§ Your task
The entries are to be given again in full. Every word must match.

------------------------------------

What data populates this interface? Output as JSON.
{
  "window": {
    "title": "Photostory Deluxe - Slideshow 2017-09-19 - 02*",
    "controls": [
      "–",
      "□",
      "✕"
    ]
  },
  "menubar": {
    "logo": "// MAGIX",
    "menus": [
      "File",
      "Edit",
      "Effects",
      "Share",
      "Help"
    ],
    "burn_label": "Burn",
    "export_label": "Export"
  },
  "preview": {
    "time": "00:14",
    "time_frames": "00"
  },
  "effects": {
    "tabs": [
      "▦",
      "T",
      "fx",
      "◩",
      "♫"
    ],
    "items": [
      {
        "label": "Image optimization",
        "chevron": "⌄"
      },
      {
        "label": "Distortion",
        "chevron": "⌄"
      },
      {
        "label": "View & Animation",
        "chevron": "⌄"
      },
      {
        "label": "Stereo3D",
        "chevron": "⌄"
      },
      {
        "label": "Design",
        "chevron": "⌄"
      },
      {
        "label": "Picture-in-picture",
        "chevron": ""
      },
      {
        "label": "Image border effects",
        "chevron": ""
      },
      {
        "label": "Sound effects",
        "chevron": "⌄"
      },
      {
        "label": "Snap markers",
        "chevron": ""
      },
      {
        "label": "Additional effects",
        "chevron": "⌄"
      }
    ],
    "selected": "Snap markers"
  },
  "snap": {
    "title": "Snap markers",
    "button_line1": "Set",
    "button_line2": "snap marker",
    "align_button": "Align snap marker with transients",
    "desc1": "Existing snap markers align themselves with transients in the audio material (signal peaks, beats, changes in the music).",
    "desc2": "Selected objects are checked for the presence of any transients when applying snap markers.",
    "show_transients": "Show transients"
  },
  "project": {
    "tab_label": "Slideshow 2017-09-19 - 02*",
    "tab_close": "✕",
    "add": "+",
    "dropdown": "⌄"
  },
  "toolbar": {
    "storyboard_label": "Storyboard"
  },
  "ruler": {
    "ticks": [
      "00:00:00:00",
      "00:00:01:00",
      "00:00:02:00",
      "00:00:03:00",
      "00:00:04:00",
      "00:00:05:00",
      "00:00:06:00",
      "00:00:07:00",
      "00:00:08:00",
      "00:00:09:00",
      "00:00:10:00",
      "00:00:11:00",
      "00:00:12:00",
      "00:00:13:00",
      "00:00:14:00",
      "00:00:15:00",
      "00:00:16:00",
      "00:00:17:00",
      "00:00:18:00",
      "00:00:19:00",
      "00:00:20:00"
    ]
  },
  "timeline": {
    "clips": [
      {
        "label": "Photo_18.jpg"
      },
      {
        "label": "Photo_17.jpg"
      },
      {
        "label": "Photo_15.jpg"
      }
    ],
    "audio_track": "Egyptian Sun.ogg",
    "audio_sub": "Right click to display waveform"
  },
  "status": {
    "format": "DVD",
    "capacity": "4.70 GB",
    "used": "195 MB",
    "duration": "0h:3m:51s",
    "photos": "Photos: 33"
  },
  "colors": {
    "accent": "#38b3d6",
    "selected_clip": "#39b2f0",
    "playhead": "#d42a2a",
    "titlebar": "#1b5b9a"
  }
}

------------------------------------

§ Answer to this task
What data populates this interface? Output as JSON.
{
  "window": {
    "title": "Photostory Deluxe - Slideshow 2017-09-19 - 02*",
    "controls": [
      "–",
      "□",
      "✕"
    ]
  },
  "menubar": {
    "logo": "// MAGIX",
    "menus": [
      "File",
      "Edit",
      "Effects",
      "Share",
      "Help"
    ],
    "burn_label": "Burn",
    "export_label": "Export"
  },
  "preview": {
    "time": "00:14",
    "time_frames": "00"
  },
  "effects": {
    "tabs": [
      "▦",
      "T",
      "fx",
      "◩",
      "♫"
    ],
    "items": [
      {
        "label": "Image optimization",
        "chevron": "⌄"
      },
      {
        "label": "Distortion",
        "chevron": "⌄"
      },
      {
        "label": "View & Animation",
        "chevron": "⌄"
      },
      {
        "label": "Stereo3D",
        "chevron": "⌄"
      },
      {
        "label": "Design",
        "chevron": "⌄"
      },
      {
        "label": "Picture-in-picture",
        "chevron": ""
      },
      {
        "label": "Image border effects",
        "chevron": ""
      },
      {
        "label": "Sound effects",
        "chevron": "⌄"
      },
      {
        "label": "Snap markers",
        "chevron": ""
      },
      {
        "label": "Additional effects",
        "chevron": "⌄"
      }
    ],
    "selected": "Snap markers"
  },
  "snap": {
    "title": "Snap markers",
    "button_line1": "Set",
    "button_line2": "snap marker",
    "align_button": "Align snap marker with transients",
    "desc1": "Existing snap markers align themselves with transients in the audio material (signal peaks, beats, changes in the music).",
    "desc2": "Selected objects are checked for the presence of any transients when applying snap markers.",
    "show_transients": "Show transients"
  },
  "project": {
    "tab_label": "Slideshow 2017-09-19 - 02*",
    "tab_close": "✕",
    "add": "+",
    "dropdown": "⌄"
  },
  "toolbar": {
    "storyboard_label": "Storyboard"
  },
  "ruler": {
    "ticks": [
      "00:00:00:00",
      "00:00:01:00",
      "00:00:02:00",
      "00:00:03:00",
      "00:00:04:00",
      "00:00:05:00",
      "00:00:06:00",
      "00:00:07:00",
      "00:00:08:00",
      "00:00:09:00",
      "00:00:10:00",
      "00:00:11:00",
      "00:00:12:00",
      "00:00:13:00",
      "00:00:14:00",
      "00:00:15:00",
      "00:00:16:00",
      "00:00:17:00",
      "00:00:18:00",
      "00:00:19:00",
      "00:00:20:00"
    ]
  },
  "timeline": {
    "clips": [
      {
        "label": "Photo_18.jpg"
      },
      {
        "label": "Photo_17.jpg"
      },
      {
        "label": "Photo_15.jpg"
      }
    ],
    "audio_track": "Egyptian Sun.ogg",
    "audio_sub": "Right click to display waveform"
  },
  "status": {
    "format": "DVD",
    "capacity": "4.70 GB",
    "used": "195 MB",
    "duration": "0h:3m:51s",
    "photos": "Photos: 33"
  },
  "colors": {
    "accent": "#38b3d6",
    "selected_clip": "#39b2f0",
    "playhead": "#d42a2a",
    "titlebar": "#1b5b9a"
  }
}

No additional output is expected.